lists.openwall.net   lists  /  announce  owl-users  owl-dev  john-users  john-dev  passwdqc-users  yescrypt  popa3d-users  /  oss-security  kernel-hardening  musl  sabotage  tlsify  passwords  /  crypt-dev  xvendor  /  Bugtraq  Full-Disclosure  linux-kernel  linux-netdev  linux-ext4  linux-hardening  linux-cve-announce  PHC 
Open Source and information security mailing list archives
 
Hash Suite: Windows password security audit tool.
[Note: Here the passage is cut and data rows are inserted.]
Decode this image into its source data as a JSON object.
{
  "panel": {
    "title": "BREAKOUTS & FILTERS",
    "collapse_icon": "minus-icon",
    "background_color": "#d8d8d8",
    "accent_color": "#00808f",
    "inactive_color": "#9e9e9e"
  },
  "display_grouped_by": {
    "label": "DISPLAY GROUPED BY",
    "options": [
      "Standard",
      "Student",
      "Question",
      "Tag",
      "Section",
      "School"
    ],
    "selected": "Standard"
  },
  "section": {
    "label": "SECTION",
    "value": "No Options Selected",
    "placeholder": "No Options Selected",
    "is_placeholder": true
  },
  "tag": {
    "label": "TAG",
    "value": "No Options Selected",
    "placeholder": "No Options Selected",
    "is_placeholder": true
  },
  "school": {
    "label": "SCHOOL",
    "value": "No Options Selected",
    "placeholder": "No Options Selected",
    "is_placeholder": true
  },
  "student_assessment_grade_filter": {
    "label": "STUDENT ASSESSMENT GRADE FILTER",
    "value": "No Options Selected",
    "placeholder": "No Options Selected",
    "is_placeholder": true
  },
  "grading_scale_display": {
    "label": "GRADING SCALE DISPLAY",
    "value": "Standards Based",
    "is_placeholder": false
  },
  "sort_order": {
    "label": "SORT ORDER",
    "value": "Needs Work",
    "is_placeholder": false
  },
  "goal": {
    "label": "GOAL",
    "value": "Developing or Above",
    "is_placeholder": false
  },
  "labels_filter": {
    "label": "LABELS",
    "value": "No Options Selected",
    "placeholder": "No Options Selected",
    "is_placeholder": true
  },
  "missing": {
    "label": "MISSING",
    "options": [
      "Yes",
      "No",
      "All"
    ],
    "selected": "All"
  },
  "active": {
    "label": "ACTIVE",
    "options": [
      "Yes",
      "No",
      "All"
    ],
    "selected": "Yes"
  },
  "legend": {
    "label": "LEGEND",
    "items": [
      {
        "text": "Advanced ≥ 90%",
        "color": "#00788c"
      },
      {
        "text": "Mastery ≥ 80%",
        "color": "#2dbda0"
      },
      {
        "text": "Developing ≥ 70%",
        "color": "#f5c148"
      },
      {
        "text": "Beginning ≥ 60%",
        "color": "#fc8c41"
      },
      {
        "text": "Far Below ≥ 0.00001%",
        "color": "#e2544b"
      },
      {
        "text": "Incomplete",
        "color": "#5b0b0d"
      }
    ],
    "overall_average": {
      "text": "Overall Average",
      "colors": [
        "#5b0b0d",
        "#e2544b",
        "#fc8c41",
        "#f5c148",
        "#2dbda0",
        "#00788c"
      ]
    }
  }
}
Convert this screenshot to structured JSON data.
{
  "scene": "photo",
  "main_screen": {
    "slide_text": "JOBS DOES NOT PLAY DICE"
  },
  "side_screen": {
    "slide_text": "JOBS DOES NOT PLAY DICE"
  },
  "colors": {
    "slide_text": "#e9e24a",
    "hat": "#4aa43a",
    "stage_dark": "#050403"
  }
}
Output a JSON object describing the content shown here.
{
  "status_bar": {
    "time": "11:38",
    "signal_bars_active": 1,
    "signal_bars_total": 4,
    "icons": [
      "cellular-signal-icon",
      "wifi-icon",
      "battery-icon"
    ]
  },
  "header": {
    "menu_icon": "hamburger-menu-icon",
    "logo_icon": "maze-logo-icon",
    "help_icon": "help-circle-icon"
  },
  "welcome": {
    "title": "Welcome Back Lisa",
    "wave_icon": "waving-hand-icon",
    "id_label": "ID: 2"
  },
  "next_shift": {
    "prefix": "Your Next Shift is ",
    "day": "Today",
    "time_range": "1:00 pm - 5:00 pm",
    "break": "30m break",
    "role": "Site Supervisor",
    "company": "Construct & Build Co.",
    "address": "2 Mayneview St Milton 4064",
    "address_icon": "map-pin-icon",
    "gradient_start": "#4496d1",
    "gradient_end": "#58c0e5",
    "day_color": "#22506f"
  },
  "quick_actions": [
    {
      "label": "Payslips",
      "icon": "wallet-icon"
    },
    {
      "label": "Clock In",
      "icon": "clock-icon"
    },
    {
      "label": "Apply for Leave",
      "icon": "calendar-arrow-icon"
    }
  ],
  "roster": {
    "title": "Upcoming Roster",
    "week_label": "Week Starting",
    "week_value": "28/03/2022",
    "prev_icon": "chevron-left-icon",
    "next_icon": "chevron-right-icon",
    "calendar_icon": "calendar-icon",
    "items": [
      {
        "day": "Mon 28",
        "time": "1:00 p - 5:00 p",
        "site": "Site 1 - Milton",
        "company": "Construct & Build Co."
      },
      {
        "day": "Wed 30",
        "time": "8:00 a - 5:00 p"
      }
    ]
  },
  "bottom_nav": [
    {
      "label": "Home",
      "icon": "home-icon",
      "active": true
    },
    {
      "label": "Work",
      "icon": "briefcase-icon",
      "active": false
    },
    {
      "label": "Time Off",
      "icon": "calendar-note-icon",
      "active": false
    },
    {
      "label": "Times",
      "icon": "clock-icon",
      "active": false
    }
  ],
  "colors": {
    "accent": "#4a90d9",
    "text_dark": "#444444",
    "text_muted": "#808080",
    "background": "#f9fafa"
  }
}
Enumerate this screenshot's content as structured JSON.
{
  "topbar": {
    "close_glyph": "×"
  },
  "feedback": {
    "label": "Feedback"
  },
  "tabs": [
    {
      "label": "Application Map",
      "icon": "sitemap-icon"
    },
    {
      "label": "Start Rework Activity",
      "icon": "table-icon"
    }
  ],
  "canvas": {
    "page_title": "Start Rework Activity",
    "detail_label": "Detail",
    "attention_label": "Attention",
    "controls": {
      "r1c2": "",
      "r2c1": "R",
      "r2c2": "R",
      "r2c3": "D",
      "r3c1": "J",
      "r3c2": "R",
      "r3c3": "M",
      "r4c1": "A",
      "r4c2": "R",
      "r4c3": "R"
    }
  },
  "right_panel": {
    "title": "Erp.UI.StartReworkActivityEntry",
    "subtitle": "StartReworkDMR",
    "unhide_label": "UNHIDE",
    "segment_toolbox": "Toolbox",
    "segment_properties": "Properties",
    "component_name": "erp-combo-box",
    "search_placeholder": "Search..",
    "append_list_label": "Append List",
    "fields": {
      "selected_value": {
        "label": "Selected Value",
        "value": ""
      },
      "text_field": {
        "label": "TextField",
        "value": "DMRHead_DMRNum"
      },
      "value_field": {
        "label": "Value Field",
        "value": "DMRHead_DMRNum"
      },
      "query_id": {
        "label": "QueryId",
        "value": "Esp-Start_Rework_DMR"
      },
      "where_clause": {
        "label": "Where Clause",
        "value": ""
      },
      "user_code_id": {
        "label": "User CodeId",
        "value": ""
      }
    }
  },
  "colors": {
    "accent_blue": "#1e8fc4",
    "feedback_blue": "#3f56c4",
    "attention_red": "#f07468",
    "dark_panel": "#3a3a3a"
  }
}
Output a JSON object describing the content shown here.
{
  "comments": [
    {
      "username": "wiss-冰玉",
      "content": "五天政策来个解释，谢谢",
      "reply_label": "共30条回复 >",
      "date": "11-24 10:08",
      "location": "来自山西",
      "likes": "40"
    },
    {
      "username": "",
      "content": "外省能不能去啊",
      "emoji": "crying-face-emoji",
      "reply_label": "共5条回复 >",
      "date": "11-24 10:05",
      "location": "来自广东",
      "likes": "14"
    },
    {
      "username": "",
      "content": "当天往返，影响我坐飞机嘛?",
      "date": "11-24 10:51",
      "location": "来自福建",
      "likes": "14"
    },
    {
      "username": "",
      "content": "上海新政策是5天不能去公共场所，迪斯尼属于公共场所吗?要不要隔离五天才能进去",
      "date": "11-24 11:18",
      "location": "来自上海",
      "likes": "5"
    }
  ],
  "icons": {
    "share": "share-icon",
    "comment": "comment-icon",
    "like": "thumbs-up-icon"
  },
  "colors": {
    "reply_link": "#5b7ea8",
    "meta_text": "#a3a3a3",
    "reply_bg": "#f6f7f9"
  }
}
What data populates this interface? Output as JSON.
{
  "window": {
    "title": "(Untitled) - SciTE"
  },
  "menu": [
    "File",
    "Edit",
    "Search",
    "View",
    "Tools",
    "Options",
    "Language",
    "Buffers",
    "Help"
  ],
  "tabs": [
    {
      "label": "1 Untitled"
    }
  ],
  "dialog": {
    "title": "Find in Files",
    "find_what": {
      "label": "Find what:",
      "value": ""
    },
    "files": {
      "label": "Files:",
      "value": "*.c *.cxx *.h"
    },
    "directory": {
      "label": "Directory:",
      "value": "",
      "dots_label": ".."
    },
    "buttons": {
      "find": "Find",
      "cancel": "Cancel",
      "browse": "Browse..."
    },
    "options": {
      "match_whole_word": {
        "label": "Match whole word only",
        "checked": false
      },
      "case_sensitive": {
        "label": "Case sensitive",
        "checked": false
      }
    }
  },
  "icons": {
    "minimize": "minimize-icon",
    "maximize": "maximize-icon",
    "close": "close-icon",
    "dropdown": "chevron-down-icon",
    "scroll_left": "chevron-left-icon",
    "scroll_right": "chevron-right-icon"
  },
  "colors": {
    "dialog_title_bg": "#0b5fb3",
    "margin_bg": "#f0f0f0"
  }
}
GUI, reports in PDF.
[<prev] [next>] [<thread-prev] [thread-next>] [day] [month] [year] [list]
Date:   Wed, 20 Jul 2022 19:27:02 +0100
From:   Matthew Wilcox <willy@...radead.org>
To:     Theodore Ts'o <tytso@....edu>
Cc:     "Darrick J. Wong" <djwong@...nel.org>,
        Jeremy Bongio <bongiojp@...il.com>, linux-ext4@...r.kernel.org,
        linux-api@...r.kernel.org, linux-fsdevel@...r.kernel.org
Subject: Re: [PATCH v4] Add ioctls to get/set the ext4 superblock uuid.

On Wed, Jul 20, 2022 at 02:00:25PM -0400, Theodore Ts'o wrote:
> On Wed, Jul 20, 2022 at 03:11:21PM +0100, Matthew Wilcox wrote:
> > Uhhh.  So what are the semantics of len?  That is, on SET, what does
> > a filesystem do if userspace says "Here's 8 bytes" but the filesystem
> > usually uses 16 bytes?  What does the same filesystem do if userspace
> > offers it 32 bytes?  If the answer is "returns -EINVAL", how does
> > userspace discover what size of volume ID is acceptable to a particular
> > filesystem?
> > 
> > And then, on GET, does 'len' just mean "here's the length of the buffer,
> > put however much will fit into it"?  Should filesystems update it to
> > inform userspace how much was transferred?
> 
> What I'd suggest is that for GET, the length field when called should
> be the length of the buffer, and if the length is too small, we should
> return some error --- probably EINVAL or ENOSPC.  If the buffer size
> length is larger than what is needed, having the file system update it
> with the size of the UUID that was returned.
> 
> And this would be how the userspace can discover size of the UUID.  In
> practice, though, the human user is going to be suppliyng the UUID,
> which means the *human* is going to have to understand that "oh, this
> is a VFAT file system, so I need to give 32-bit UUID formatted as
> DEAD-BEAF" or "oh, this is a ntfs file system, so I need to enter into
> the command line a UUID formatted as the text string
> A24E62F14E62BDA3".  (The user might also end up having to ntfs or vfat
> specific uuid changing tool; that's unclear at this point.)

I think you covered all my questions there except for what happens
if the user tried to set ext4 to 0xDEADBEEF; that should return
-EINVAL?  They could specify 0xDEADBEEF'00000000'00000000'00000000 or
0x00000000'00000000'00000000'DEADBEEF, but it'd be up to them to choose
which one they wanted rather than have the filesystem pad it out for them?

> As far as Jeremy's patch is concerned, I don't think we need to change
> anything forthe SET ioctl, but for the GET util, it would be better in
> the extremely unlikely case where the user pass in a length larger
> than 16 bytes (say, 32), that we return the 16 byte UUID, and update
> the length field to be 16 bytes.
> 
> I don't think it's strictly necessary, since in practice there is no
> reason why a file system's volume identifier would ever be larger than
> 16 bytes --- the chances that we might need an extra 240 bytes to
> specify a multiverse identifier seems.... unlikely.  :-)

Yes, 128 bits is sufficiently unique for this use case.

Powered by blists - more mailing lists